- _Exercise requirements_
Determine how many lines in the listing contain the string "label". Only that number goes in the answer.

- _Data to examine_
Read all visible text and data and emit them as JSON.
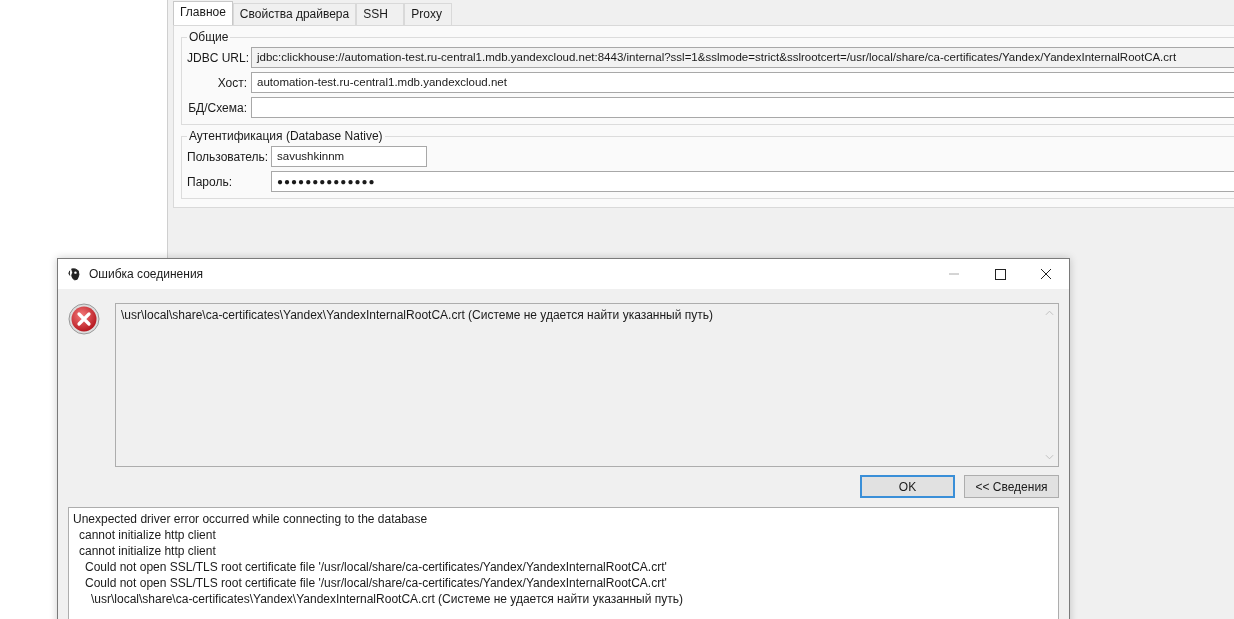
{
  "tabs": [
    {
      "label": "Главное",
      "selected": true
    },
    {
      "label": "Свойства драйвера",
      "selected": false
    },
    {
      "label": "SSH",
      "selected": false
    },
    {
      "label": "Proxy",
      "selected": false
    }
  ],
  "general": {
    "title": "Общие",
    "fields": [
      {
        "label": "JDBC URL:",
        "value": "jdbc:clickhouse://automation-test.ru-central1.mdb.yandexcloud.net:8443/internal?ssl=1&sslmode=strict&sslrootcert=/usr/local/share/ca-certificates/Yandex/YandexInternalRootCA.crt",
        "readonly": true
      },
      {
        "label": "Хост:",
        "value": "automation-test.ru-central1.mdb.yandexcloud.net",
        "readonly": false
      },
      {
        "label": "БД/Схема:",
        "readonly": false
      }
    ]
  },
  "auth": {
    "title": "Аутентификация (Database Native)",
    "user": {
      "label": "Пользователь:",
      "value": "savushkinnm"
    },
    "password": {
      "label": "Пароль:",
      "value": "●●●●●●●●●●●●●●"
    }
  },
  "dialog": {
    "title": "Ошибка соединения",
    "message": "\\usr\\local\\share\\ca-certificates\\Yandex\\YandexInternalRootCA.crt (Системе не удается найти указанный путь)",
    "buttons": [
      {
        "label": "OK",
        "default": true
      },
      {
        "label": "<< Сведения",
        "default": false
      }
    ],
    "details": [
      {
        "text": "Unexpected driver error occurred while connecting to the database",
        "children": [
          {
            "text": "cannot initialize http client"
          },
          {
            "text": "cannot initialize http client",
            "children": [
              {
                "text": "Could not open SSL/TLS root certificate file '/usr/local/share/ca-certificates/Yandex/YandexInternalRootCA.crt'"
              },
              {
                "text": "Could not open SSL/TLS root certificate file '/usr/local/share/ca-certificates/Yandex/YandexInternalRootCA.crt'",
                "children": [
                  {
                    "text": "\\usr\\local\\share\\ca-certificates\\Yandex\\YandexInternalRootCA.crt (Системе не удается найти указанный путь)"
                  }
                ]
              }
            ]
          }
        ]
      }
    ]
  }
}
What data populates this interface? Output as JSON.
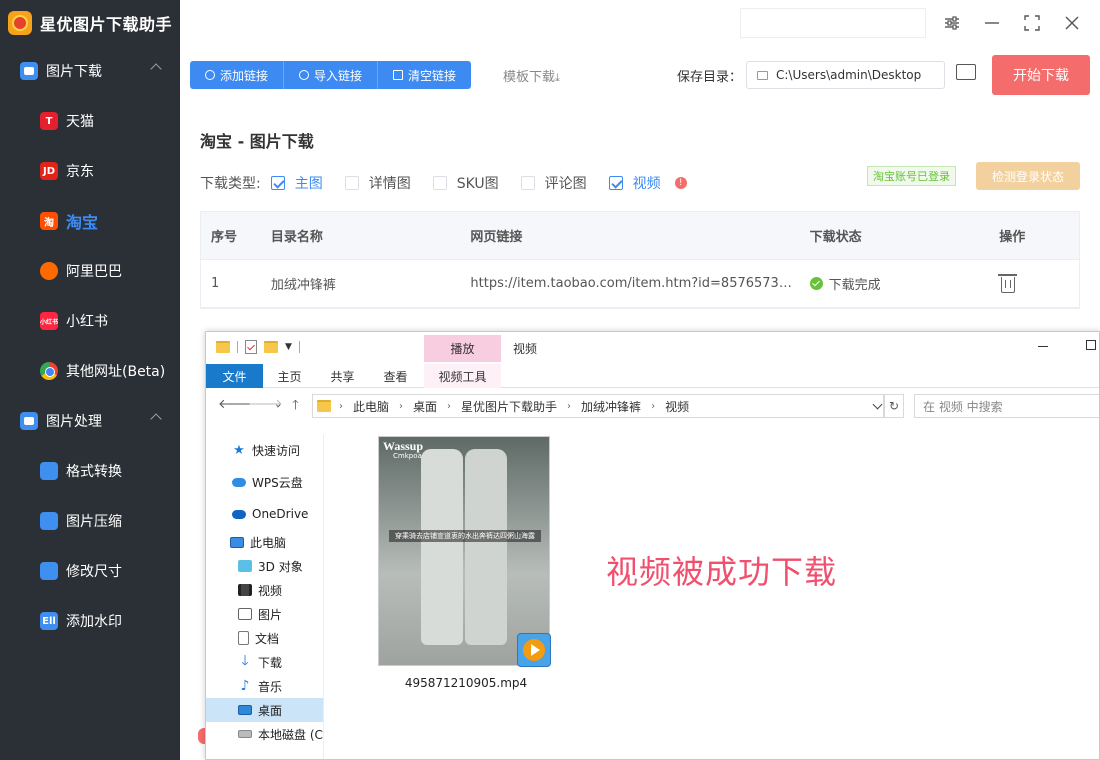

- _Solution for this task_
11